||Cross-country skiing first appeared at the 1976 Winter Paralympic Games in Örnsköldsvik, Sweden. The competition is open to athletes with a physical impairment and blindness/visual impairment. Depending on functional impairment, a competitor may use a sit-ski, a chair equipped with a pair of skis. Athletes with visual impairment compete in the event with a sighted guide. Male and female athletes compete in short distance, middle distance and long distance (ranging from 2.5km to 20km) or participate in a team relay using classical or free techniques. Cross-country skiing is governed by the IPC with co-ordination by the IPC Nordic Skiing Technical Committee following modified rules of the International Ski Federation (FIS) and is practiced by athletes in 24 countries.
Sit-ski: Some athletes with a physical impairment compete from a sitting position using a sit-ski, also called a mono-ski. As the name suggests, mono-skis have a specially fitted chair over a single ski. The chair includes seat belts and other strapping, as well as a suspension device to minimize wear and tear on the skier's body. Ski: Made from fiberglass, classical skis are usually 25cm to 30cm taller than the height of a skier. They are light, weighing less than 0.45kg each; and narrow, with curved tips and a cambered midsection, which is thicker and arched. Free technique skis are about 10cm to 15 cm shorter for greater manoeuvring. They are also nominally stiffer and have tips that curve less than classical technique skis. The underside of both types of skis has a groove down the centre to keep the ski straight when going downhill.

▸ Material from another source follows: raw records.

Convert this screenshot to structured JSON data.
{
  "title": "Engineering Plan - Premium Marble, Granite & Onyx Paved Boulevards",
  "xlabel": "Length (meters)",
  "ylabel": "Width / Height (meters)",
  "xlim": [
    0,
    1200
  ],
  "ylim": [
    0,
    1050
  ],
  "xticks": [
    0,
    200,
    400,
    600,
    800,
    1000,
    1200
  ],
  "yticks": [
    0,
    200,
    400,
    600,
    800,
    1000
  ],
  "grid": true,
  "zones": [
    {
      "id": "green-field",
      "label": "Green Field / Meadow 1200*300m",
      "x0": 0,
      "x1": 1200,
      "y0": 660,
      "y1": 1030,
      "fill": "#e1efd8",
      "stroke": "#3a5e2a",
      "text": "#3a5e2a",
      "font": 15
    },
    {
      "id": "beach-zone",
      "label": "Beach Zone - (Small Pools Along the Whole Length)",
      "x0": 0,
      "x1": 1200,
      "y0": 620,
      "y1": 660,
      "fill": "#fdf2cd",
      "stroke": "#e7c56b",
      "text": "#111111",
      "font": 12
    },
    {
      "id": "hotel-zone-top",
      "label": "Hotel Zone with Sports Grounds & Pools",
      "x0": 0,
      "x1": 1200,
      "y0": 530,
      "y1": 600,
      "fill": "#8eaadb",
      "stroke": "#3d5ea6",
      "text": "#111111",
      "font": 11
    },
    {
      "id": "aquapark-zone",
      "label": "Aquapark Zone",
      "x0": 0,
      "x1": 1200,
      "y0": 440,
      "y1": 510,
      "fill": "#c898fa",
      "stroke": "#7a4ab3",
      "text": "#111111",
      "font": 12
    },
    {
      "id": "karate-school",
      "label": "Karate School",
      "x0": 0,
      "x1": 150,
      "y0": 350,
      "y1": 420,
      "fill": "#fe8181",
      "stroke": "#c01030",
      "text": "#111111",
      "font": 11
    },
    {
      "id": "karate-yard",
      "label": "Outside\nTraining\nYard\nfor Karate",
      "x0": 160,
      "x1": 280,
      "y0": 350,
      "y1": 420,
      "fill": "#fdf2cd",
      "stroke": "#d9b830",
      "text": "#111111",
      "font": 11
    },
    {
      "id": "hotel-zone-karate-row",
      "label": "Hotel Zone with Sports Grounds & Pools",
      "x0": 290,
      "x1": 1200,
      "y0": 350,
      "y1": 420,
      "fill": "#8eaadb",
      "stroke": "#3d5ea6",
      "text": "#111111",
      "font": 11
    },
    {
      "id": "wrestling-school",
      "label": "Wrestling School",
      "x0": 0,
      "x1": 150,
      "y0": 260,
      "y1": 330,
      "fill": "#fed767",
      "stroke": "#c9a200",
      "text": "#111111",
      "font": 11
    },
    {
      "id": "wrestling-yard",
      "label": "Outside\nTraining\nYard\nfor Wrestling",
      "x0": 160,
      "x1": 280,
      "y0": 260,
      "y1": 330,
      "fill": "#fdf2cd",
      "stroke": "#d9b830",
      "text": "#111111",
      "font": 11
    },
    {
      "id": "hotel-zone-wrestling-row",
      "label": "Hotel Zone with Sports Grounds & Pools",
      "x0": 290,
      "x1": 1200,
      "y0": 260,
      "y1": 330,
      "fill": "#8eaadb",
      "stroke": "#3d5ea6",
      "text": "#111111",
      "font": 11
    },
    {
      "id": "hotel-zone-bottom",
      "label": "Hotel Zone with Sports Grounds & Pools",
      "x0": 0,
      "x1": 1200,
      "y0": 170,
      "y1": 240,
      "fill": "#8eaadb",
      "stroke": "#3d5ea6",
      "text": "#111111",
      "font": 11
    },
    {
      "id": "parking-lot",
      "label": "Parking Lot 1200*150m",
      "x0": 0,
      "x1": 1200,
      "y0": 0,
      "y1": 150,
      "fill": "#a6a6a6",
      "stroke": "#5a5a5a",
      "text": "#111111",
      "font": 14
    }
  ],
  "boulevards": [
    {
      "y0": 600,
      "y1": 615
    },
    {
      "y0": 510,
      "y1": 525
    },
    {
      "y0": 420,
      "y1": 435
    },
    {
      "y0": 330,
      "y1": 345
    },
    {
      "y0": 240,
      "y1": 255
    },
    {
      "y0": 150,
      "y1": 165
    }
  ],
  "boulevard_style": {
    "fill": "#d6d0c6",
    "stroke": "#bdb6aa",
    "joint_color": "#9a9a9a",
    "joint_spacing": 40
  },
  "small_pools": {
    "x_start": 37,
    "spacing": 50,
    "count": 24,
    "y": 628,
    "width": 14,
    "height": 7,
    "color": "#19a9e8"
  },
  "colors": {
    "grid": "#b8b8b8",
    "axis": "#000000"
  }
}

Cross-country skiing first appeared at the 1976 inaugural Paralympic Winter Games in Örnsköldsvik, Sweden. Men and women used the classical technique in all cross-country distances until skating was introduced by athletes at the Innsbruck 1984 Paralympic Winter Games. Since then, events have been split into two separate races: classical and free technique. The new technique, however, was not officially used in a medal race until 1992 in Albertville, France.
The Lillehammer 1994 Paralympic Winter Games marked several other milestones in the history of Paralympic nordic skiing. Biathlon was introduced as a medal event for men and women, and for the first time Nordic skiers competed at the same venue used for the Olympic Winter Games.